- Opening Delimiter -
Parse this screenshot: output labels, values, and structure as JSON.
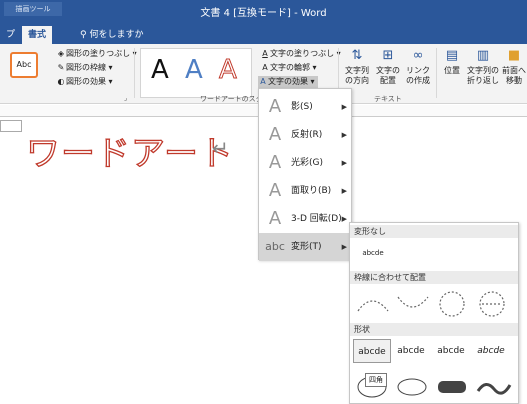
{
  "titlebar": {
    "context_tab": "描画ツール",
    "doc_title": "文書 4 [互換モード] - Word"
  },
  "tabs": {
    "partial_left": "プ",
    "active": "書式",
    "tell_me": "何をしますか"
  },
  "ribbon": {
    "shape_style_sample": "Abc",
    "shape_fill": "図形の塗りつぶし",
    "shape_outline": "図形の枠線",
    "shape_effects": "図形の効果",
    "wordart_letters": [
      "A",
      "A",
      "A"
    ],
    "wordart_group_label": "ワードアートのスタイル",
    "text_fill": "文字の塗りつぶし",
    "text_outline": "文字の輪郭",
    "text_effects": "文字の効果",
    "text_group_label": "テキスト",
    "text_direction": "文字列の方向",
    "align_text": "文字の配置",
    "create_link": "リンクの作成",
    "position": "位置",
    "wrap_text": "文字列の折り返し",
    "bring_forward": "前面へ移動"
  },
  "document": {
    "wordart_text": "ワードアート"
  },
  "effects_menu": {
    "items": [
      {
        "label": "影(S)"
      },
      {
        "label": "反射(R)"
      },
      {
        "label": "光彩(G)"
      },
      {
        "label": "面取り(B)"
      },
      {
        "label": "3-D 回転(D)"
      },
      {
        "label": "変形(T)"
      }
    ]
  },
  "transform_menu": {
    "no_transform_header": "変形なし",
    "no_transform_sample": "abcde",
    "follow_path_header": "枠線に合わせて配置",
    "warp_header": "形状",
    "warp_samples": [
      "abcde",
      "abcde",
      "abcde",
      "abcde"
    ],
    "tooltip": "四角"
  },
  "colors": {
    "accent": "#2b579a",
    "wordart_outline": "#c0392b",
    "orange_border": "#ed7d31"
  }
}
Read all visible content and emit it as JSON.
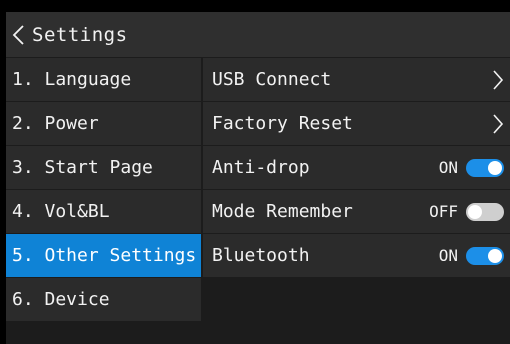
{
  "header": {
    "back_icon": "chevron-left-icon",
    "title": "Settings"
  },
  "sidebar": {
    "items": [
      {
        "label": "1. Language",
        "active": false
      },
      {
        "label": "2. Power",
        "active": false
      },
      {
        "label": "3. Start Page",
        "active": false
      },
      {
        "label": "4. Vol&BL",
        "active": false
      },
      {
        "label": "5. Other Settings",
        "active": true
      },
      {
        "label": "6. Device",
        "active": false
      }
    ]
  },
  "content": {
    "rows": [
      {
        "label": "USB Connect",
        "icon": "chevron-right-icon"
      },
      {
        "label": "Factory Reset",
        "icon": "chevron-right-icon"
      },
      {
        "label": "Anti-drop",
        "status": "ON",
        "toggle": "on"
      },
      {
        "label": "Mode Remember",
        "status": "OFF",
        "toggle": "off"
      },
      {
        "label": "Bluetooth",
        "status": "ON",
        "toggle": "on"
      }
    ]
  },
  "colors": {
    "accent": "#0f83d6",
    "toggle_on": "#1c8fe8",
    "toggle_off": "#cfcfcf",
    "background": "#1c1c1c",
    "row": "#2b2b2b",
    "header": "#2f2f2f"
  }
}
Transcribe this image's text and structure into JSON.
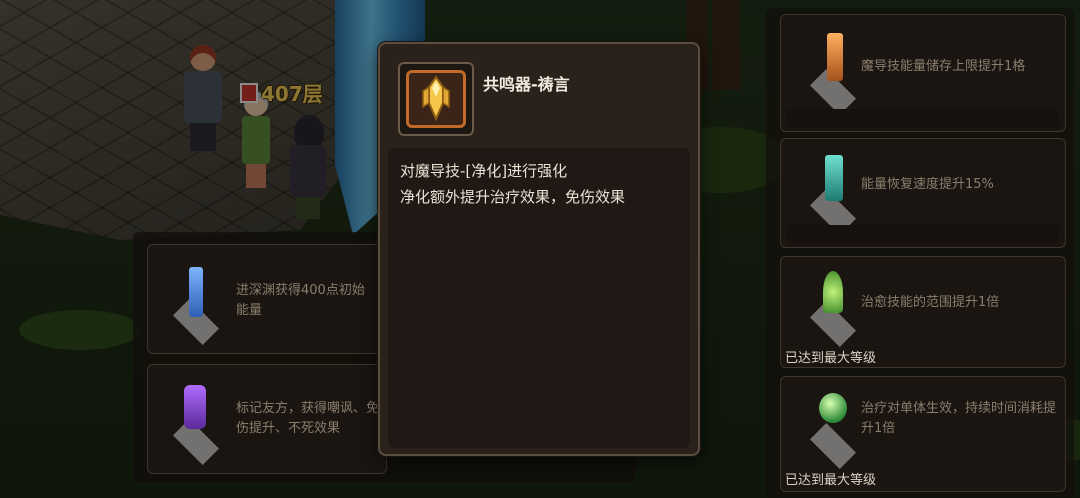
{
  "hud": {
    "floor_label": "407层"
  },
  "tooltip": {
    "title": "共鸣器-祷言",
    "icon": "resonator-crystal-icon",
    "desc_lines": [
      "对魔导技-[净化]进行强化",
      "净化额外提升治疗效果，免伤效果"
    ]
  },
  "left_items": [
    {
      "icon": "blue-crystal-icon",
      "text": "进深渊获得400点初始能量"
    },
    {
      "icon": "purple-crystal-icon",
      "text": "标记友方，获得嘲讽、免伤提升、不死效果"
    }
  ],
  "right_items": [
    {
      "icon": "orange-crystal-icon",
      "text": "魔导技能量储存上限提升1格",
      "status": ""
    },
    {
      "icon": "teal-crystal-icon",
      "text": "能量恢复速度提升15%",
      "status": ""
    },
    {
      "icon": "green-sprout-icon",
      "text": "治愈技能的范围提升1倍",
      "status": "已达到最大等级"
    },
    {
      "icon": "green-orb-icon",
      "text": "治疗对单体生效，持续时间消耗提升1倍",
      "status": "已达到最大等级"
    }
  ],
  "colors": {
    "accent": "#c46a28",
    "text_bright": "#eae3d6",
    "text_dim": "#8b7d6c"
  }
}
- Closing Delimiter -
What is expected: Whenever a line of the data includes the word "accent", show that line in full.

Result:
    "accent": "#2b579a",
    "accent": "#0f83d6",
    "accent": "#c46a28",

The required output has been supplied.